 Contrary to the widespread scepticism as to whether the underlying operations involved in organ-trafficking could have been performed in Albania in the period 1999-2000, our experts whom we consulted directly not only found it perfectly plausible that this methodology had been used, but were aware of analogous, similarly illicit enterprises in which cadaver extractions were found to have been performed.

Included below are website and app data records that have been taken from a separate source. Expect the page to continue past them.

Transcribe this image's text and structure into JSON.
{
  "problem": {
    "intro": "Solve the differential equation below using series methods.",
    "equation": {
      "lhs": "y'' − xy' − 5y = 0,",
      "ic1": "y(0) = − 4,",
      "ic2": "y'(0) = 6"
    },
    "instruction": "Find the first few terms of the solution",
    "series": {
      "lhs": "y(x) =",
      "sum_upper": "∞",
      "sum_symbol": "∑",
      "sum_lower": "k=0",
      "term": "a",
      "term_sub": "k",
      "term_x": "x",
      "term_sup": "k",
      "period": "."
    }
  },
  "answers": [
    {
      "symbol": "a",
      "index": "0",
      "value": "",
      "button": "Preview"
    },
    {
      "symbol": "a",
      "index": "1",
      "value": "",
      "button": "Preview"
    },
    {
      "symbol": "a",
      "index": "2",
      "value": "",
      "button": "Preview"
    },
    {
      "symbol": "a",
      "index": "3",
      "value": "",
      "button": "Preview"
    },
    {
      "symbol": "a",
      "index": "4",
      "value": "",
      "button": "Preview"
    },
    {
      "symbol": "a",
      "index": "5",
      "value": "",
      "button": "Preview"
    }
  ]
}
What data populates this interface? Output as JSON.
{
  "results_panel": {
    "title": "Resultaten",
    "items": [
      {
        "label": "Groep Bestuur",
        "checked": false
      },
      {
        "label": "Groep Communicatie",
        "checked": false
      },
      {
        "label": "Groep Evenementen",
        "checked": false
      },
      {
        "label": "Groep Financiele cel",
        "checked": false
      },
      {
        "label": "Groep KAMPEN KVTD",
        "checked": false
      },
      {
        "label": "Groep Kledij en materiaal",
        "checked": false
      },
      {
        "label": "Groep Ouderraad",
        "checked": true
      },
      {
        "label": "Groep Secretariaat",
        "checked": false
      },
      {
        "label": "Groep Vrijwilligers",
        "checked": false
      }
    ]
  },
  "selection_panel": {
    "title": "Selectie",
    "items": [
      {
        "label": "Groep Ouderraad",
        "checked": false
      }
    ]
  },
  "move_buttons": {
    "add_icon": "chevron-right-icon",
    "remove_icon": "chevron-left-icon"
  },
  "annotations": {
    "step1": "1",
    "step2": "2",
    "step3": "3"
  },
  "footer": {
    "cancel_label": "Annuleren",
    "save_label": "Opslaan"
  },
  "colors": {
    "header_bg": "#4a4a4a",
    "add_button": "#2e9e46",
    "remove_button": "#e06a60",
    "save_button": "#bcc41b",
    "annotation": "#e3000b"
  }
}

 One example in the realm of information management is the limited access granted to EULEX police investigators to the criminal databases operated by their Kosovo counterparts. The local leadership grudgingly granted EULEX officers access to the Kosovo Police Information System (KPIS), but only via a handful of user names and passwords, each one of which had to be attached to the login of a known and named EULEX official. The searches conducted by each of these usernames could then be directly surveilled by the KP liaisons, who would necessarily know how often, and when, EULEX searches had been performed and also, precisely whom EULEX had been checking up on. Even against this background, there are just as many occasions on which simple technology foils a modern-day police investigator, because KPIS regularly breaks down. The equivalent system for motor vehicle registration, the KVIS, was also opened to EULEX investigators after a period of barely co-operative negotiation with the Kosovo Police. However, the version of the database made available (unlike the original prototype that had been jointly developed under UNMIK) was exclusively in Albanian language. MMA (Monitoring, Mentoring & Advising) does not count for much when the Kosovar partners do exactly what they want – the only remedial action the international liaisons can take is to write a report that goes up the chain of responsibility, and probably lands on a desk somewhere in Brussels and is treated with minimal urgency and a premium on political correctness